Saturday, April 03, 2010

I just finished The World According to Bertie by Alexander McCall Smith, the 4th book in the 44 Scotland Street series.

No major changes to the series - some of the characters come, and others go.  It's as enjoyable as the rest, although the fates of Mathew and Pat seem to undermine what happened in the previous book in an odd way.

Thursday, April 01, 2010

I just finished Crime Stories and Other Writings by Dashiell Hammett.

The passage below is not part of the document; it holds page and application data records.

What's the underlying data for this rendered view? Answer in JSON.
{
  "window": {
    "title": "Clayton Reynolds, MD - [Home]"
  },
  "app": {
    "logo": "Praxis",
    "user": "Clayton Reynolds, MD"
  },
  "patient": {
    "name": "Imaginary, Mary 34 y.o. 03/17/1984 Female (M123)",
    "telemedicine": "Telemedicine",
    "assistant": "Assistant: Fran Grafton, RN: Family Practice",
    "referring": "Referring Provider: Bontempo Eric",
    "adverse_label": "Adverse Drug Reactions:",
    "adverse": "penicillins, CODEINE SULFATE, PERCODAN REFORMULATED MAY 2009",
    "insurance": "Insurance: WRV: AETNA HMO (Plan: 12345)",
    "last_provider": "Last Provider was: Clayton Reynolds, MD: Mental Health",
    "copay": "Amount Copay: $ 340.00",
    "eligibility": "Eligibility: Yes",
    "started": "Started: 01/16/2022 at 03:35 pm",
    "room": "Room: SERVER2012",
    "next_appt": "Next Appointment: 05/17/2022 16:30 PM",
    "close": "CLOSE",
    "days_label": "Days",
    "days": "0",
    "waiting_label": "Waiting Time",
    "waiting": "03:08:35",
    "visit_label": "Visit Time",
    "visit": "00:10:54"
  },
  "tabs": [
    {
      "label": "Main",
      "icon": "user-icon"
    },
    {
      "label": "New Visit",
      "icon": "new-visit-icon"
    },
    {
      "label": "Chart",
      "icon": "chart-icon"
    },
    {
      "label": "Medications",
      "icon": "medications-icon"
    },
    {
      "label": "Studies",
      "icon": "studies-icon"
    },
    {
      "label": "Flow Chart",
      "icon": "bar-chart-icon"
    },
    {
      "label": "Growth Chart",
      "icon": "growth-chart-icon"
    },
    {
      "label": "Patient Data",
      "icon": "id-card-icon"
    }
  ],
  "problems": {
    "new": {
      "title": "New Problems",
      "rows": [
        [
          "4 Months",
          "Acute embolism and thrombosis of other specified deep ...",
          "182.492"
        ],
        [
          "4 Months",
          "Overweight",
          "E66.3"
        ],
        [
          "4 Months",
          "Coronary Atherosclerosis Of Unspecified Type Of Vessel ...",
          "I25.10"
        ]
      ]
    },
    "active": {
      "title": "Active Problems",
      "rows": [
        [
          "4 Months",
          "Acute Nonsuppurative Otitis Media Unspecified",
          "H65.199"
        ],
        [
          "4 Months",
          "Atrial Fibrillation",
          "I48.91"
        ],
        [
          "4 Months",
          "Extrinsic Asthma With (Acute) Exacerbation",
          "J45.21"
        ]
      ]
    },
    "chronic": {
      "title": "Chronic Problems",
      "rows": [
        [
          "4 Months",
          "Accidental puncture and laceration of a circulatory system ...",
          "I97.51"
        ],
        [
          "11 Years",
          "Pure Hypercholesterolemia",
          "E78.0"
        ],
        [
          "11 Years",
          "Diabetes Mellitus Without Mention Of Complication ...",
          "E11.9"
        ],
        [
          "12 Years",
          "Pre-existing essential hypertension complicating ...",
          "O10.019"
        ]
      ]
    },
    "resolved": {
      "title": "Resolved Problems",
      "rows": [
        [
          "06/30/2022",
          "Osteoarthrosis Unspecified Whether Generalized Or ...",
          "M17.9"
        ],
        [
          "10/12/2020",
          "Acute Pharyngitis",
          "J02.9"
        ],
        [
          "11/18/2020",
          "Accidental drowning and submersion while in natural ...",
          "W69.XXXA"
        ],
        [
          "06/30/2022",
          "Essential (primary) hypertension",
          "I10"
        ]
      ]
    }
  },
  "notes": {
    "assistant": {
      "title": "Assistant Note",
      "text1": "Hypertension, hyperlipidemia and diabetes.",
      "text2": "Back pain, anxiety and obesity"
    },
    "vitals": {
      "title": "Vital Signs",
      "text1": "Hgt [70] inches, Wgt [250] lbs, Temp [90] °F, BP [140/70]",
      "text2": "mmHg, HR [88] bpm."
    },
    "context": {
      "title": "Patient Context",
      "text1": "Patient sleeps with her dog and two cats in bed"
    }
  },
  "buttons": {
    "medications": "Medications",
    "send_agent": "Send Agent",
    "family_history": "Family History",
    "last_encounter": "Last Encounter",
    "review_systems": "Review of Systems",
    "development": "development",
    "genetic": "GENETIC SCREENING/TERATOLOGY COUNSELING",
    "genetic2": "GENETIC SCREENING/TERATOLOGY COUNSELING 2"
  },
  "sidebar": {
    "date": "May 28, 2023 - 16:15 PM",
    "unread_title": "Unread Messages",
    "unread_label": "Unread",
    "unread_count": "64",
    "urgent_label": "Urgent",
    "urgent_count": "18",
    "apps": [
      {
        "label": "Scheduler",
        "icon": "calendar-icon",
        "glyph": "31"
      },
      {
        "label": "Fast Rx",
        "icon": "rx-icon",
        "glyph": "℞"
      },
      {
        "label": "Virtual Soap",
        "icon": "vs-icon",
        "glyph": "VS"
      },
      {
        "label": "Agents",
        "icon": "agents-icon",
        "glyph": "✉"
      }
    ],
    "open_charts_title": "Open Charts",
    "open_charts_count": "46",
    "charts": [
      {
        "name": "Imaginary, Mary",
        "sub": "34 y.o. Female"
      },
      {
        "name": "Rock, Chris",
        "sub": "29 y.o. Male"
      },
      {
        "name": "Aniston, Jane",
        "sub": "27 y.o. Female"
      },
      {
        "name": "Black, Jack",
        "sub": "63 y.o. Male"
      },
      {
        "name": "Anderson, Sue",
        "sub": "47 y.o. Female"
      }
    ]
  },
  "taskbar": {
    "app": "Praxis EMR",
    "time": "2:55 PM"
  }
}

I've read Hammett's novels before, and enjoyed most of them (The Maltese Falcon and The Thin Man being the exceptions), but never his short stories.  Hammett was known for being the best of the hard boiled/private eye school of writing that overthrew the "drawing room" style mysteries featuring the rich (in America) or upper class (in the UK) characters in mostly intellectual exercises and brought the "mysteries" back to being about crime and criminals.  But for all that, these stories have a remarkably similar feel to the Doyle's Sherlock Holmes stories written in the previous century.  As they went on, the violence became more prominent and graphic, and they substitute the nameless Continental Op's (Hammett's detective of choice) knowledge of human motives and criminal habits for Holmes' minutiae based deductions, but the basic form and feel are there.

Quite enjoyable, though difficult to read one after the other.  They start to feel repetitive and overly familiar.  Best read in multiple sittings.

Monday, March 29, 2010

Last night, we went to see Mahealani Uchiyama with the Ka Ua Tuahine Polynesian Dance Company at Ashkenaz.

It was a really interesting show.  The music was a mix of Hawaiian/Polynesian/Jazz/Blues/World music and about 50% of the songs were accompanied by the dancers, who did these amazing, complicated dances.
Yesterday I finished Destroyer of Worlds by Larry Niven and Edward M. Lerner.

This is the third book in a series started with Fleet of Worlds and continuing with Juggler of Worlds, novels set in Niven's Known Space universe. 

I enjoyed the first two books in the series, but had problems with both.  The first one wasn't as engaging as it could have been, and messed with previous Known Space events in a bad way, and the second book continued that trend much too much.

Luckily, it feels like Lerner and Niven are finally hitting their stride with this series.  First, it has only minimal references to previous stories/characters.  Second, when it does mention them, it doesn't undermine them, or change them.  Instead it just uses them as a base for new ideas.  Third, the story itself is much more compelling than the previous two. 

I really enjoyed this book, and want to see where the story goes from here.